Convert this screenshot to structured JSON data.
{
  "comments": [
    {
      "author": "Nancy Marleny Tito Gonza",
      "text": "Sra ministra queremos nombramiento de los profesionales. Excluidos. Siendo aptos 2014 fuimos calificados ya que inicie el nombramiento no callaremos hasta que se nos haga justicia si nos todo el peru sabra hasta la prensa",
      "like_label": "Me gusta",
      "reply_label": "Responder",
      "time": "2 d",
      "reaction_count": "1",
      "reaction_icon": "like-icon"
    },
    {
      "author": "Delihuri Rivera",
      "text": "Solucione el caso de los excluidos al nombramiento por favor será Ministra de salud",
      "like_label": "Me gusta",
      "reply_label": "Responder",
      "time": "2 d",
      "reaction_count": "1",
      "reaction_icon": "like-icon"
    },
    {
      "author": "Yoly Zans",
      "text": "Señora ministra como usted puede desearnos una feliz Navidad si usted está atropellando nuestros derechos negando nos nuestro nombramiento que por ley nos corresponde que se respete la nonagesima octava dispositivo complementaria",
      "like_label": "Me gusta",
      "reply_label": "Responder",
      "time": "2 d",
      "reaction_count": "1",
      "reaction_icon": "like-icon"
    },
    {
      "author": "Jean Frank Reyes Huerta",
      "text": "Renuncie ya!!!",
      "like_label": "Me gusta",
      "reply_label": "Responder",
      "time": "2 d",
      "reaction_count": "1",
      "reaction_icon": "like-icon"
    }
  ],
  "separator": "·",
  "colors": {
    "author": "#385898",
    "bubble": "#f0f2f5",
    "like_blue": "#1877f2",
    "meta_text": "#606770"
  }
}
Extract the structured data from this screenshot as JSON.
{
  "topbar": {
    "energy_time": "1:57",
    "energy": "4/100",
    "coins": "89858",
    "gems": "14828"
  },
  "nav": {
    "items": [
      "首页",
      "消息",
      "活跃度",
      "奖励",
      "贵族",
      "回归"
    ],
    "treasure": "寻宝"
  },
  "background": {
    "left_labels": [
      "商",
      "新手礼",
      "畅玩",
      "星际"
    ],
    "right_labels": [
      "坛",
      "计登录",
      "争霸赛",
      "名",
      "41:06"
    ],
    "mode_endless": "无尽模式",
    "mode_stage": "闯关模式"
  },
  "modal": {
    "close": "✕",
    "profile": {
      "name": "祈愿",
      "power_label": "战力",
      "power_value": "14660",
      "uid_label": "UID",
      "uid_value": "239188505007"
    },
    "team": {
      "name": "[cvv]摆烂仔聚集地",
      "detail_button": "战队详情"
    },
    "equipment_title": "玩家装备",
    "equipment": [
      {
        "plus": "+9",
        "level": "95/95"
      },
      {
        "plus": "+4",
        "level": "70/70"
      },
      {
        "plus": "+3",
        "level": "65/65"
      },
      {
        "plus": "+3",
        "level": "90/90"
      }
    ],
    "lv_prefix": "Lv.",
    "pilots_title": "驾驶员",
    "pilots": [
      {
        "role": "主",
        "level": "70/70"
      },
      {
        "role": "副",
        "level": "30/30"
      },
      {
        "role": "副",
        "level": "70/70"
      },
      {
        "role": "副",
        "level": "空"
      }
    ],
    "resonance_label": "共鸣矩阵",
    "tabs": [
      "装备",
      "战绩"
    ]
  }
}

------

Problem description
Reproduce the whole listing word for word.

Solved problem
Convert this screenshot to structured JSON data.
{
  "comments": [
    {
      "author": "Nancy Marleny Tito Gonza",
      "text": "Sra ministra queremos nombramiento de los profesionales. Excluidos. Siendo aptos 2014 fuimos calificados ya que inicie el nombramiento no callaremos hasta que se nos haga justicia si nos todo el peru sabra hasta la prensa",
      "like_label": "Me gusta",
      "reply_label": "Responder",
      "time": "2 d",
      "reaction_count": "1",
      "reaction_icon": "like-icon"
    },
    {
      "author": "Delihuri Rivera",
      "text": "Solucione el caso de los excluidos al nombramiento por favor será Ministra de salud",
      "like_label": "Me gusta",
      "reply_label": "Responder",
      "time": "2 d",
      "reaction_count": "1",
      "reaction_icon": "like-icon"
    },
    {
      "author": "Yoly Zans",
      "text": "Señora ministra como usted puede desearnos una feliz Navidad si usted está atropellando nuestros derechos negando nos nuestro nombramiento que por ley nos corresponde que se respete la nonagesima octava dispositivo complementaria",
      "like_label": "Me gusta",
      "reply_label": "Responder",
      "time": "2 d",
      "reaction_count": "1",
      "reaction_icon": "like-icon"
    },
    {
      "author": "Jean Frank Reyes Huerta",
      "text": "Renuncie ya!!!",
      "like_label": "Me gusta",
      "reply_label": "Responder",
      "time": "2 d",
      "reaction_count": "1",
      "reaction_icon": "like-icon"
    }
  ],
  "separator": "·",
  "colors": {
    "author": "#385898",
    "bubble": "#f0f2f5",
    "like_blue": "#1877f2",
    "meta_text": "#606770"
  }
}
Extract the structured data from this screenshot as JSON.
{
  "topbar": {
    "energy_time": "1:57",
    "energy": "4/100",
    "coins": "89858",
    "gems": "14828"
  },
  "nav": {
    "items": [
      "首页",
      "消息",
      "活跃度",
      "奖励",
      "贵族",
      "回归"
    ],
    "treasure": "寻宝"
  },
  "background": {
    "left_labels": [
      "商",
      "新手礼",
      "畅玩",
      "星际"
    ],
    "right_labels": [
      "坛",
      "计登录",
      "争霸赛",
      "名",
      "41:06"
    ],
    "mode_endless": "无尽模式",
    "mode_stage": "闯关模式"
  },
  "modal": {
    "close": "✕",
    "profile": {
      "name": "祈愿",
      "power_label": "战力",
      "power_value": "14660",
      "uid_label": "UID",
      "uid_value": "239188505007"
    },
    "team": {
      "name": "[cvv]摆烂仔聚集地",
      "detail_button": "战队详情"
    },
    "equipment_title": "玩家装备",
    "equipment": [
      {
        "plus": "+9",
        "level": "95/95"
      },
      {
        "plus": "+4",
        "level": "70/70"
      },
      {
        "plus": "+3",
        "level": "65/65"
      },
      {
        "plus": "+3",
        "level": "90/90"
      }
    ],
    "lv_prefix": "Lv.",
    "pilots_title": "驾驶员",
    "pilots": [
      {
        "role": "主",
        "level": "70/70"
      },
      {
        "role": "副",
        "level": "30/30"
      },
      {
        "role": "副",
        "level": "70/70"
      },
      {
        "role": "副",
        "level": "空"
      }
    ],
    "resonance_label": "共鸣矩阵",
    "tabs": [
      "装备",
      "战绩"
    ]
  }
}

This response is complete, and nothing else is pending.